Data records

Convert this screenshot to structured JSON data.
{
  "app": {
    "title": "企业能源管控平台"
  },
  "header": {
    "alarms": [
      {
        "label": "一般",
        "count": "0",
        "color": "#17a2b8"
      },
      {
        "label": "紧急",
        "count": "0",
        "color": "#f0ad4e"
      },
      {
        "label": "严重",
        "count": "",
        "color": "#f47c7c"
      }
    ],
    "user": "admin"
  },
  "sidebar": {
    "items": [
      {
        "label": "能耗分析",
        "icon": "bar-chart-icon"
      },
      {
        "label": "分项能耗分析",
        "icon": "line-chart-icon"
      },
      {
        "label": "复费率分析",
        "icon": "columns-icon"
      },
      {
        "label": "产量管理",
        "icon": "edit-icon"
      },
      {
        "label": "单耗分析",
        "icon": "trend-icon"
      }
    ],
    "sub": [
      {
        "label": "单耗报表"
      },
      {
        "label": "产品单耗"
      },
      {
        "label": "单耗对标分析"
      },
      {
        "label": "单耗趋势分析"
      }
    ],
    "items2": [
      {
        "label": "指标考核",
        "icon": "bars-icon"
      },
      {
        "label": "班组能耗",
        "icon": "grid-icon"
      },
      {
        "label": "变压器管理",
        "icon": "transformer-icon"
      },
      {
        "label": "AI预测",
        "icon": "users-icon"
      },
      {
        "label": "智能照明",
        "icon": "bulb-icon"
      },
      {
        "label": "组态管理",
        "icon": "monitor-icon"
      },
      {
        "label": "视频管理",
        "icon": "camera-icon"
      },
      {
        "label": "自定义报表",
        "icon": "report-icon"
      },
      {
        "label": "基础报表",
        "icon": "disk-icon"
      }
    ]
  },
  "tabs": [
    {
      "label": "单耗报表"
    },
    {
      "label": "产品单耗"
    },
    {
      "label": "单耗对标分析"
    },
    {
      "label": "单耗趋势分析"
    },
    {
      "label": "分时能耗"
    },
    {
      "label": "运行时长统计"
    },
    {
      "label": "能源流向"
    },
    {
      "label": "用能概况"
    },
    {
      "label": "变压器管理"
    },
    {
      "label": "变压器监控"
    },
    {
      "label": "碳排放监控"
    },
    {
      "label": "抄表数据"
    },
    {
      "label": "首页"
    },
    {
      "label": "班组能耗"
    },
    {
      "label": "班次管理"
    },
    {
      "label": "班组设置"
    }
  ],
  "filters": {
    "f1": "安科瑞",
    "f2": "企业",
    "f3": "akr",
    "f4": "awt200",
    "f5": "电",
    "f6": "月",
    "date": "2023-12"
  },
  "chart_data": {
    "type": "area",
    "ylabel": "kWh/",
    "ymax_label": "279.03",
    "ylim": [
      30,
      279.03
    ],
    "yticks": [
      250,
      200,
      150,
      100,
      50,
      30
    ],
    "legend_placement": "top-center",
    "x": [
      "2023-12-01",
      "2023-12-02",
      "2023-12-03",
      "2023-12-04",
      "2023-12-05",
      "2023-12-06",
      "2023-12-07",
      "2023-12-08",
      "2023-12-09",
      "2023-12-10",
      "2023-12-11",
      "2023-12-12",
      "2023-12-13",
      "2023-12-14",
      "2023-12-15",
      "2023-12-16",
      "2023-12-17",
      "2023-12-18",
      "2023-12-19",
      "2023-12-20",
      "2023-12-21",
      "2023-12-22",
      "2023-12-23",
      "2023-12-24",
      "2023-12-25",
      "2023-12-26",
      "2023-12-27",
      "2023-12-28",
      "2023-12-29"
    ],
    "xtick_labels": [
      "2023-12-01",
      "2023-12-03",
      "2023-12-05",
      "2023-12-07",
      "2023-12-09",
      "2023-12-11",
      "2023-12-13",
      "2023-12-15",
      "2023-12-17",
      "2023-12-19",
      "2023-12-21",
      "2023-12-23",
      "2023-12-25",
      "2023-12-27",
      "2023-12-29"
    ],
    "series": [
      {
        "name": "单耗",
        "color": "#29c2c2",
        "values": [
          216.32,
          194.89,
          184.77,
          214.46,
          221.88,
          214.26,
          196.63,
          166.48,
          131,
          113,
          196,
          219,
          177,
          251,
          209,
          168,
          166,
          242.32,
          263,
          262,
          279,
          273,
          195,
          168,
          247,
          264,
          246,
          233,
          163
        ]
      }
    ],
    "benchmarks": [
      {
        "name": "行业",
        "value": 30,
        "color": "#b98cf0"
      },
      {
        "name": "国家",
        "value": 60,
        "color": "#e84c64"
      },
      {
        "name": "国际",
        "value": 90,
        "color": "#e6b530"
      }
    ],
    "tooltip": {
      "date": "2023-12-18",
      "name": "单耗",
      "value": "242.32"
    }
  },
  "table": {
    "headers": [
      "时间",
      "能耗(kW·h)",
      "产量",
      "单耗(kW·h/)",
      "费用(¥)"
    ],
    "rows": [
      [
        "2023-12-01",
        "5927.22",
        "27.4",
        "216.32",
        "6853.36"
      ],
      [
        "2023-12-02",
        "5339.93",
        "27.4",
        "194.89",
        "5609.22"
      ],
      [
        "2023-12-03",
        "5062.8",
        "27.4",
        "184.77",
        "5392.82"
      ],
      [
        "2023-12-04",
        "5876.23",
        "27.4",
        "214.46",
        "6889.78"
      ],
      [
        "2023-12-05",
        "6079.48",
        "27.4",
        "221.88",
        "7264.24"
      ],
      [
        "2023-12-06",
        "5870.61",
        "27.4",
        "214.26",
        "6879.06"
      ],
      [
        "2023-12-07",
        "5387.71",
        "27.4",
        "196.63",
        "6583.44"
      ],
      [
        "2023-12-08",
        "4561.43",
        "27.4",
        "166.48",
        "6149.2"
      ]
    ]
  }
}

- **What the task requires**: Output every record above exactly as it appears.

- **Finished exercise**:
Convert this screenshot to structured JSON data.
{
  "app": {
    "title": "企业能源管控平台"
  },
  "header": {
    "alarms": [
      {
        "label": "一般",
        "count": "0",
        "color": "#17a2b8"
      },
      {
        "label": "紧急",
        "count": "0",
        "color": "#f0ad4e"
      },
      {
        "label": "严重",
        "count": "",
        "color": "#f47c7c"
      }
    ],
    "user": "admin"
  },
  "sidebar": {
    "items": [
      {
        "label": "能耗分析",
        "icon": "bar-chart-icon"
      },
      {
        "label": "分项能耗分析",
        "icon": "line-chart-icon"
      },
      {
        "label": "复费率分析",
        "icon": "columns-icon"
      },
      {
        "label": "产量管理",
        "icon": "edit-icon"
      },
      {
        "label": "单耗分析",
        "icon": "trend-icon"
      }
    ],
    "sub": [
      {
        "label": "单耗报表"
      },
      {
        "label": "产品单耗"
      },
      {
        "label": "单耗对标分析"
      },
      {
        "label": "单耗趋势分析"
      }
    ],
    "items2": [
      {
        "label": "指标考核",
        "icon": "bars-icon"
      },
      {
        "label": "班组能耗",
        "icon": "grid-icon"
      },
      {
        "label": "变压器管理",
        "icon": "transformer-icon"
      },
      {
        "label": "AI预测",
        "icon": "users-icon"
      },
      {
        "label": "智能照明",
        "icon": "bulb-icon"
      },
      {
        "label": "组态管理",
        "icon": "monitor-icon"
      },
      {
        "label": "视频管理",
        "icon": "camera-icon"
      },
      {
        "label": "自定义报表",
        "icon": "report-icon"
      },
      {
        "label": "基础报表",
        "icon": "disk-icon"
      }
    ]
  },
  "tabs": [
    {
      "label": "单耗报表"
    },
    {
      "label": "产品单耗"
    },
    {
      "label": "单耗对标分析"
    },
    {
      "label": "单耗趋势分析"
    },
    {
      "label": "分时能耗"
    },
    {
      "label": "运行时长统计"
    },
    {
      "label": "能源流向"
    },
    {
      "label": "用能概况"
    },
    {
      "label": "变压器管理"
    },
    {
      "label": "变压器监控"
    },
    {
      "label": "碳排放监控"
    },
    {
      "label": "抄表数据"
    },
    {
      "label": "首页"
    },
    {
      "label": "班组能耗"
    },
    {
      "label": "班次管理"
    },
    {
      "label": "班组设置"
    }
  ],
  "filters": {
    "f1": "安科瑞",
    "f2": "企业",
    "f3": "akr",
    "f4": "awt200",
    "f5": "电",
    "f6": "月",
    "date": "2023-12"
  },
  "chart_data": {
    "type": "area",
    "ylabel": "kWh/",
    "ymax_label": "279.03",
    "ylim": [
      30,
      279.03
    ],
    "yticks": [
      250,
      200,
      150,
      100,
      50,
      30
    ],
    "legend_placement": "top-center",
    "x": [
      "2023-12-01",
      "2023-12-02",
      "2023-12-03",
      "2023-12-04",
      "2023-12-05",
      "2023-12-06",
      "2023-12-07",
      "2023-12-08",
      "2023-12-09",
      "2023-12-10",
      "2023-12-11",
      "2023-12-12",
      "2023-12-13",
      "2023-12-14",
      "2023-12-15",
      "2023-12-16",
      "2023-12-17",
      "2023-12-18",
      "2023-12-19",
      "2023-12-20",
      "2023-12-21",
      "2023-12-22",
      "2023-12-23",
      "2023-12-24",
      "2023-12-25",
      "2023-12-26",
      "2023-12-27",
      "2023-12-28",
      "2023-12-29"
    ],
    "xtick_labels": [
      "2023-12-01",
      "2023-12-03",
      "2023-12-05",
      "2023-12-07",
      "2023-12-09",
      "2023-12-11",
      "2023-12-13",
      "2023-12-15",
      "2023-12-17",
      "2023-12-19",
      "2023-12-21",
      "2023-12-23",
      "2023-12-25",
      "2023-12-27",
      "2023-12-29"
    ],
    "series": [
      {
        "name": "单耗",
        "color": "#29c2c2",
        "values": [
          216.32,
          194.89,
          184.77,
          214.46,
          221.88,
          214.26,
          196.63,
          166.48,
          131,
          113,
          196,
          219,
          177,
          251,
          209,
          168,
          166,
          242.32,
          263,
          262,
          279,
          273,
          195,
          168,
          247,
          264,
          246,
          233,
          163
        ]
      }
    ],
    "benchmarks": [
      {
        "name": "行业",
        "value": 30,
        "color": "#b98cf0"
      },
      {
        "name": "国家",
        "value": 60,
        "color": "#e84c64"
      },
      {
        "name": "国际",
        "value": 90,
        "color": "#e6b530"
      }
    ],
    "tooltip": {
      "date": "2023-12-18",
      "name": "单耗",
      "value": "242.32"
    }
  },
  "table": {
    "headers": [
      "时间",
      "能耗(kW·h)",
      "产量",
      "单耗(kW·h/)",
      "费用(¥)"
    ],
    "rows": [
      [
        "2023-12-01",
        "5927.22",
        "27.4",
        "216.32",
        "6853.36"
      ],
      [
        "2023-12-02",
        "5339.93",
        "27.4",
        "194.89",
        "5609.22"
      ],
      [
        "2023-12-03",
        "5062.8",
        "27.4",
        "184.77",
        "5392.82"
      ],
      [
        "2023-12-04",
        "5876.23",
        "27.4",
        "214.46",
        "6889.78"
      ],
      [
        "2023-12-05",
        "6079.48",
        "27.4",
        "221.88",
        "7264.24"
      ],
      [
        "2023-12-06",
        "5870.61",
        "27.4",
        "214.26",
        "6879.06"
      ],
      [
        "2023-12-07",
        "5387.71",
        "27.4",
        "196.63",
        "6583.44"
      ],
      [
        "2023-12-08",
        "4561.43",
        "27.4",
        "166.48",
        "6149.2"
      ]
    ]
  }
}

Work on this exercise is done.